This report from the Pacific herring Fishery Management Plan (FMP) peer review panel contains recommendations and scientific guidance to the California Department of Fish and Wildlife based on the panel’s scientific and technical review of the draft FMP.
Ensuring the best use of available information in fisheries management
Pacific herring, a schooling fish species found throughout California, play an important role in the marine ecosystem and support important commercial and recreational fisheries in state waters. Concerns about changing ocean conditions, sea-level rise, loss of spawning habitat and more have prompted the need for a Pacific herring fishery management plan (FMP) to inform decisions on the future of the herring fishery in accordance with the Marine Life Management Act. California Ocean Science Trust is serving the State by convening an independent scientific review that will focus on reviewing key components of the FMP.
Main goals of this work include:
- To ensure that the science underpinning the FMP represents the best scientific information available and is appropriately used
- To provide an independent external scientific and technical review of the Pacific herring FMP
Scope of Review
CDFW is seeking an independent assessment of whether the available data and predictive model that underpin the proposed FMP management strategy are applied in a manner that is scientifically sound, reasonable, and appropriate. Ocean Science Trust worked closely with CDFW to develop a terms of reference that captures the scope and process of the review, focused on key components of the FMP where independent scientific review would be most valuable.
- Select a review mode. A remote meeting review process was selected in consultation with CDFW and the Ocean Protection Council to promote core review principles
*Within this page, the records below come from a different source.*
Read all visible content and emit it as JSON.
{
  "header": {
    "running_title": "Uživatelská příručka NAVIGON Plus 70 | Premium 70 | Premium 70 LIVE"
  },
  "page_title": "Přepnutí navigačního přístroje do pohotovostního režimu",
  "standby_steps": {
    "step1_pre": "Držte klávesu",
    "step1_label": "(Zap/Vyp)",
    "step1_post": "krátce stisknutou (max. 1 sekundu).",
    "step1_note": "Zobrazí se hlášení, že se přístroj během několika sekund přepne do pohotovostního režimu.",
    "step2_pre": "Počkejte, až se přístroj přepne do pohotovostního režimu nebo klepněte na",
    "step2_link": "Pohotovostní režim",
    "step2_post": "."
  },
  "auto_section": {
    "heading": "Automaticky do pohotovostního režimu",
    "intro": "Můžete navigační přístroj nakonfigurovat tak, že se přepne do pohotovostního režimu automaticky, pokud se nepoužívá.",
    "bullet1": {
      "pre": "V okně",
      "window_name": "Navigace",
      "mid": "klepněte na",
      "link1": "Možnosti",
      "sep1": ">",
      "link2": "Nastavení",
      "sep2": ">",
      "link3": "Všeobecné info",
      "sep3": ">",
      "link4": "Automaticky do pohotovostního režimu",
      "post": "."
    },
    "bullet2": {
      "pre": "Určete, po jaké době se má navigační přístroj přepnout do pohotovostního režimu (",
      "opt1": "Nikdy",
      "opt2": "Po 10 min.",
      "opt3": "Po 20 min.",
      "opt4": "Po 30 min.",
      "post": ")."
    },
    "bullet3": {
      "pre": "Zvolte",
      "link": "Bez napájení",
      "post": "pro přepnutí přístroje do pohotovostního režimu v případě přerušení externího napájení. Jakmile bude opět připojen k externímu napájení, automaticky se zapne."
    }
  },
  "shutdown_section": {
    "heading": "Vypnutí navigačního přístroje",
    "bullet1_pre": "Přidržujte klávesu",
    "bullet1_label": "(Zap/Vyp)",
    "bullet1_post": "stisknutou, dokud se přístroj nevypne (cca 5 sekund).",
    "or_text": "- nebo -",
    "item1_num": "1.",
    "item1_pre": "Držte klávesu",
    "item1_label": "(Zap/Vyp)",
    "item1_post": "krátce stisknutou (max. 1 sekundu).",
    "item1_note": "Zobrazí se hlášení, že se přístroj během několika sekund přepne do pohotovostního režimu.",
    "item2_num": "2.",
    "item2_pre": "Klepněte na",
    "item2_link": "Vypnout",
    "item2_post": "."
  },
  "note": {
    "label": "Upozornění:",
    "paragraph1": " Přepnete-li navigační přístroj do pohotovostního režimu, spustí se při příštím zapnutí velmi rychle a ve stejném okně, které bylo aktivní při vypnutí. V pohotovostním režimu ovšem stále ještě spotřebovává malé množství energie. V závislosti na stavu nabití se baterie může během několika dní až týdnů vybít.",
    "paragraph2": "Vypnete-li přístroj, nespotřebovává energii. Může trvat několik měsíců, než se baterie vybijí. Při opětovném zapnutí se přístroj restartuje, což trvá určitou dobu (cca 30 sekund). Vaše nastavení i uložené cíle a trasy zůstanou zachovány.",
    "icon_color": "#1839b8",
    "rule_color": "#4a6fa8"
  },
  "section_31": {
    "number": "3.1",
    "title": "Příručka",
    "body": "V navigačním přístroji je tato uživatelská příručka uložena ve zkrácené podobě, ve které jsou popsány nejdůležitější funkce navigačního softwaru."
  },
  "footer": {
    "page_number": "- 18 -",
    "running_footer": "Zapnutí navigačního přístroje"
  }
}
- Assemble review team. Ocean Science Trust will convene a diverse 3-4 member review panel composed of Ocean Protection Council Science Advisory Team member(s) and other experts.
- Conduct review. CDFW will engage directly with reviewers at the outset, providing two-way interaction. The review will then proceed via a series of webinars and written comments, maintaining candid and independent assessment.
- Develop and share final report. Reviewers will contribute to the development of a final summary report, which will be made available online.
- Stakeholder Webinar to Share Peer Review Results. A public webinar will be held at the close of the review to share results of the peer review. A subset of the peer review panel will present on their findings and be available to answer questions.
- Elliott Hazen (chair) – Environmental Research Division, Southwest Fisheries Science Center, NOAA Fisheries
- Dan Okamoto – Department of Biological Sciences, Florida State University
- Rebecca Selden – Department of Marine and Coastal Sciences, Rutgers University
- Cody Szuwalski – Bren School of Environmental Science and Management – University of California, Santa Barbara
Photo on Our Projects page by OpenCage, Creative Commons License
Funding is provided by the California Ocean Protection Council